This is a very welcome development, one I strongly encourage Americans and others to join. The activists behind the protests are correct to take the fight beyond government to the “defense” corporations and also to the universities that develop Superpower’s drone technologies. For what its worth, killer drone research and development is just one of the many ways in which American universities have been “pulled into the machinations of the national security state” (see Henry A. Giroux, The University in Chains: Confronting the Military-Industrial-Academic Complex [Paradigm, 2007]). The universities, which long ago resumed their normal historical pattern of supine self-subordination to the corporate and military state, have escaped serious public scrutiny of their cozy relationship with the imperial “defense” establishment for far too long.
It’s a protest plan that might even raise a smile from Dwight Eisenhower. It is not widely known that he originally meant to call the “military-industrial complex” he so presciently warned Americans about “the military-industrial-academic complex.” The second phrase was dropped from his famous 1961 farewell address but got picked up again in the later 1960s by the Vietnam War critic and U.S. Senator William Fulbright (Giroux, University in Chains, 14-15) – a rare Senator who might have actually responded to Obama in the terms suggested at the beginning of this essay.
Politicians or Citizens?
Such individuals are nowhere to be found in the contemporary Democratic Party. As Herman notes, “increasing numbers of liberal Democrats have gotten on board [Obama’s] war-oriented ship of state and also find his warrior actions and rhetoric agreeable” (Herman, “Support Our Troops,” 7). It is left to a clownish arch-reactionary Teapublican named Rand Paul to make any significant protest against Obama’s drone war policy – and against the related problem of domestically deployed drones – in the U.S. Congress.
But then, if the Age of Obama has taught us anything on progressive change and how it happens, it should be that it’s not about politicians and their calculations. As Howard Zinn noted in an early 2007 commentary on the Democratic Party’s continuing willingness to fund the invasion of Iraq:
“We who protest the war are not politicians. We are citizens. Whatever politicians may do, let them first feel the full force of citizens who speak for what is right, not for what is winnable…It is not easy, in the corrupting atmosphere of Washington, D.C., to hold on firmly to the truth, to resist the temptation of capitulation that presents itself as compromise. Except for the rare few, our representatives are politicians, and will surrender their integrity, claiming to be ‘realistic.’ We are not politicians, but citizens. We have no office to hold on to, only our consciences, which insist on telling the truth. That, history suggests, is the most realistic thing a citizen can do” (H. Zinn, “Are We Politicians or Citizens?” The Progressive. May 2007).

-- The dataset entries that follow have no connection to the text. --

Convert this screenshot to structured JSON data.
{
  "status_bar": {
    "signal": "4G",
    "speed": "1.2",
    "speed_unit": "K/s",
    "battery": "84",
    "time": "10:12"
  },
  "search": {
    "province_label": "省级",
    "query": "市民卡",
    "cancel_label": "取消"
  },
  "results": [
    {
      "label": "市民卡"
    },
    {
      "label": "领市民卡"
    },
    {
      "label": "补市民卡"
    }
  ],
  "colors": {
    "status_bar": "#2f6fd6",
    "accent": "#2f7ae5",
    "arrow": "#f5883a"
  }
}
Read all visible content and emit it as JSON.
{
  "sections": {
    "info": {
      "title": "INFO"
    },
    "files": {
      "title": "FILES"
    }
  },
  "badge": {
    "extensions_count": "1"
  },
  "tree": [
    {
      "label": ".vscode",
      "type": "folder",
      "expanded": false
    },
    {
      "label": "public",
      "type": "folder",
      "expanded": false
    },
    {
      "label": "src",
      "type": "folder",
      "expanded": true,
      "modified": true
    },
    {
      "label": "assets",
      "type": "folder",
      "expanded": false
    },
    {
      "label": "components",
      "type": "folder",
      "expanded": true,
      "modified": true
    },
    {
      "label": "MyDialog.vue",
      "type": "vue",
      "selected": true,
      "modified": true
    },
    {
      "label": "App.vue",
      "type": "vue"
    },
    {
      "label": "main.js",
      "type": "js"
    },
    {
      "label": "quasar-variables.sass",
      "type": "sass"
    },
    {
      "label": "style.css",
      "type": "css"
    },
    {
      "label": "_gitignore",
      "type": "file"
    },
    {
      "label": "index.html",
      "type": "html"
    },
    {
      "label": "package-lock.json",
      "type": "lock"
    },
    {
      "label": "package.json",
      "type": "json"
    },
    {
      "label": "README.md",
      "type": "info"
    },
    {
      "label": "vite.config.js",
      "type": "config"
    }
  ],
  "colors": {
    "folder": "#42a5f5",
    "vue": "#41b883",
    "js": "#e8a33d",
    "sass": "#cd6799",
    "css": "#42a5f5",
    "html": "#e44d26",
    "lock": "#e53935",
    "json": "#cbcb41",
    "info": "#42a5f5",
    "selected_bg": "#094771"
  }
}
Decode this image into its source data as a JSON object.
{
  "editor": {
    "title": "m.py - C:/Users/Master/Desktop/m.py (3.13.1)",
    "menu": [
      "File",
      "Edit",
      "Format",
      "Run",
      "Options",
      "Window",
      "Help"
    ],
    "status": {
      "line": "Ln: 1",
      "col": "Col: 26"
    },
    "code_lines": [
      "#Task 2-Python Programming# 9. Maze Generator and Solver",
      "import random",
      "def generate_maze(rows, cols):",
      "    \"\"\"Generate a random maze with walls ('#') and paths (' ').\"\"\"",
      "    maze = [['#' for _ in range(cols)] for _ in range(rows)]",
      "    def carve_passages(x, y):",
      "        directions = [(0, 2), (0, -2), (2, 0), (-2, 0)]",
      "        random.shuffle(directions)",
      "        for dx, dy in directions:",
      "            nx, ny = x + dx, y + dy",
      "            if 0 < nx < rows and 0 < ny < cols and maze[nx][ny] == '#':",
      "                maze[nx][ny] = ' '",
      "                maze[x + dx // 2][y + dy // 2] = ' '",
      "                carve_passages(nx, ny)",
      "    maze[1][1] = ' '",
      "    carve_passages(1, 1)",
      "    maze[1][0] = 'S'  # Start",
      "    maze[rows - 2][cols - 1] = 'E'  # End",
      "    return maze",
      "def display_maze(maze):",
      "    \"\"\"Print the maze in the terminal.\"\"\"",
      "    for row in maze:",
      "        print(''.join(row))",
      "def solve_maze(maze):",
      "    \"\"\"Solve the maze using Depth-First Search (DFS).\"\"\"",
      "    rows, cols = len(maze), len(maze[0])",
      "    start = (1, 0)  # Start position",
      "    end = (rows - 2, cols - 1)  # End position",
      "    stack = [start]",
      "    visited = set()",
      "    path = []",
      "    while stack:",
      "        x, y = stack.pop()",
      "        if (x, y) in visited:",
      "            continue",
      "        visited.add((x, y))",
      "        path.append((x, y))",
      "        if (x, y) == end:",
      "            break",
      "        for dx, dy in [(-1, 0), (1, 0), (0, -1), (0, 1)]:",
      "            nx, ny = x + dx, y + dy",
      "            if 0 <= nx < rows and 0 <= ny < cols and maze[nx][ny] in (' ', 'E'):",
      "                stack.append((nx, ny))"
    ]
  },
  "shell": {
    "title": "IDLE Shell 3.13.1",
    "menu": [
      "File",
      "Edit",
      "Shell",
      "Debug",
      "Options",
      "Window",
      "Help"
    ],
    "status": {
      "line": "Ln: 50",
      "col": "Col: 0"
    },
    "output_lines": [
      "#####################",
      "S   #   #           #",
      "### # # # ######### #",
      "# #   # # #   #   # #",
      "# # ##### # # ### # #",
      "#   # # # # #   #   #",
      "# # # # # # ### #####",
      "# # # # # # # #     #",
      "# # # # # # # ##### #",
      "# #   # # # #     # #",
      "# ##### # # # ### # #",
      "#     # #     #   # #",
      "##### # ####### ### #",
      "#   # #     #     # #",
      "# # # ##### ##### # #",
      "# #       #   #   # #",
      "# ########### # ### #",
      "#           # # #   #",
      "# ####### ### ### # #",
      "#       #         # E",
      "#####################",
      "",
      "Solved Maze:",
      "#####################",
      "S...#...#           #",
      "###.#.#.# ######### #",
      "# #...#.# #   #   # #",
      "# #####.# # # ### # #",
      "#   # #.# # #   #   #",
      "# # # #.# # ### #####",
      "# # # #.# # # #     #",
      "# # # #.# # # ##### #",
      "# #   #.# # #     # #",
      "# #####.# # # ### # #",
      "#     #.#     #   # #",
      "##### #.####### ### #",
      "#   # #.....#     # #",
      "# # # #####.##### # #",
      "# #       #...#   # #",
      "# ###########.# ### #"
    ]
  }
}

Paul Street is the author of The Empire’s New Clothes: Barack Obama in the Real of Power (Paradigm, 2010), Crashing the Tea Party (Paradigm, 2011, co-authored with Anthony DiMaggio), and numerous other books. His next book, They Rule: The 1% v. Democracy (Paradigm, 2013) will be out this fall.
Bipartisan imperial doctrine insists that Uncle Sam always acts out of the best of intentions even if he occasionally makes “mistakes” and “strategic blunders” in his zeal to do good.